LONDON, Dec 7 (Reuters) - The British government will provide up to 56 million pounds ($75 million) of funding for research and development in mini-nuclear plants, it said on Thursday.
The funding will be available over the next three years and will be used to assess the potential of designs of advanced and small modular reactors (SMRs) and accelerating their development, the government said in a statement.
SMRs use existing or new nuclear technology scaled down to a fraction of the size of larger plants and would be able to produce around a tenth of the electricity created by large-scale projects, such as EDF Energy’s Hinkley Point C.
The mini-nuclear power plants could help to solve Britain’s looming power crunch and cost a lot less than large nuclear plants, companies developing the technology say.
Such plants are still under construction but developers say they could be ready for deployment by the mid-2020s. Critics say there is no guarantee developers will be able to cut costs enough to make the plants viable.

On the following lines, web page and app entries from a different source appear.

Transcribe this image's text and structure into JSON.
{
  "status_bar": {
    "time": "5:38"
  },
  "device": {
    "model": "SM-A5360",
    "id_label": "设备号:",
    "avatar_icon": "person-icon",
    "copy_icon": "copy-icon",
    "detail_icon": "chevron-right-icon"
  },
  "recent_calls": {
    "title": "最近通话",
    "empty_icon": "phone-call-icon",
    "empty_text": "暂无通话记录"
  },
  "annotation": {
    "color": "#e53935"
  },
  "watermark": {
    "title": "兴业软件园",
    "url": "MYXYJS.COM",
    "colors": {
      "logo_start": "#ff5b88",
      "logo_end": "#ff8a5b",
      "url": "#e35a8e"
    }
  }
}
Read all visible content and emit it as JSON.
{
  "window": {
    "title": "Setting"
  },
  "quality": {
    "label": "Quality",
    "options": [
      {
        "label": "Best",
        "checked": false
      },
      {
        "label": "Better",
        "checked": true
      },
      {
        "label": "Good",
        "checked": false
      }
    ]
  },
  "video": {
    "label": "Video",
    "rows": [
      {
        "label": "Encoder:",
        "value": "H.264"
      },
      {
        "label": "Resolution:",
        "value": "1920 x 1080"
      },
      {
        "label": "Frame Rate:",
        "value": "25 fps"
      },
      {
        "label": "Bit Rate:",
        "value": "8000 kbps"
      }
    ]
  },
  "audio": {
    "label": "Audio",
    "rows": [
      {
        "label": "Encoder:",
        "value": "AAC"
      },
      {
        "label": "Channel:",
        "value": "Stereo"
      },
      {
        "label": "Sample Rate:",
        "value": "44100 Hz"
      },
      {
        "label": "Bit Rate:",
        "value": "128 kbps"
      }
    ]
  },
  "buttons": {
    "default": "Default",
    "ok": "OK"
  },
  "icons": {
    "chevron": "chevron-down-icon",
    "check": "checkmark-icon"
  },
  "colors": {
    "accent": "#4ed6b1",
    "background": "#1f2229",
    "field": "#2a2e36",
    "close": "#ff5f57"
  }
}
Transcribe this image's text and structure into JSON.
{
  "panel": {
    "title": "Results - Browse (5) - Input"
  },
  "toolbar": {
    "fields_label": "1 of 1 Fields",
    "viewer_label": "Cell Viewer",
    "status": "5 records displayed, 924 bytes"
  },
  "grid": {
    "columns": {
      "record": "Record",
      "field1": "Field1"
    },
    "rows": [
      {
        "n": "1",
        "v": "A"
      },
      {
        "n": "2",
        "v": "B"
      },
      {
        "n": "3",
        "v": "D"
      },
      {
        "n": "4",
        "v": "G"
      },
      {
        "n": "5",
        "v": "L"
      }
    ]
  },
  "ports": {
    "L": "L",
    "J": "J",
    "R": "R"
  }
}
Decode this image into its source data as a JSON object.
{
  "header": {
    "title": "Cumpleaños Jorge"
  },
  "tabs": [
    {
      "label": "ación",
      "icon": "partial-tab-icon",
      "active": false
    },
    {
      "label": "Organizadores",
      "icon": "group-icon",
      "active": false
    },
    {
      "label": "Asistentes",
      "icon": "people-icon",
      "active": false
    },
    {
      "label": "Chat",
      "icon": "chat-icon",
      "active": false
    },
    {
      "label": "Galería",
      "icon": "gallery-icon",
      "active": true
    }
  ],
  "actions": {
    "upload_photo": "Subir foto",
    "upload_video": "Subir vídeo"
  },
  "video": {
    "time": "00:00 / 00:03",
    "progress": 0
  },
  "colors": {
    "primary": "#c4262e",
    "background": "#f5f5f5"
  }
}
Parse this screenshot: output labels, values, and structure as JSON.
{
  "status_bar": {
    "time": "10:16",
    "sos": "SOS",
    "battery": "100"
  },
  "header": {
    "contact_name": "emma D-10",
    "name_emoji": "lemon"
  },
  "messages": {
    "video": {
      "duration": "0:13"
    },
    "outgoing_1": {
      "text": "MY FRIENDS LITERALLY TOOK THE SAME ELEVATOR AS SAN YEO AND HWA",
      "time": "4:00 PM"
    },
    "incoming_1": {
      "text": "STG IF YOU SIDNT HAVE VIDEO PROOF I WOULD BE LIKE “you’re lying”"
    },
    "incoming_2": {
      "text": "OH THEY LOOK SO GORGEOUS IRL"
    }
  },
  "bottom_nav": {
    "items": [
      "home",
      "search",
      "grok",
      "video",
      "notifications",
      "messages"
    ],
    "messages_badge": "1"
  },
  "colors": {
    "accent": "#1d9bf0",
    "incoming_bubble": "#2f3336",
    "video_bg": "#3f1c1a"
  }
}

Almost half of Britain’s electricity capacity is expected to close by 2030, as older, large nuclear plants come to the end of their operational lives and coal plants shut as part of the country’s efforts to meet its climate goals.
“Nuclear is a vital part of our energy mix, providing low carbon power now and into the future so today’s package of new measures will help to boost innovation and provide greater clarity on our future plans,” UK energy minister Richard Harrington said.
The government also pledged a further 86 million pounds for nuclear fusion research at the Culham Centre for Fusion Energy in Oxfordshire.
It also set out the process for assessing potentially suitable sites for new nuclear plants with more than 1 gigawatt of capacity after 2025. ($1 = 0.7468 pounds) (Reporting by Nina Chestney, editing by David Evans)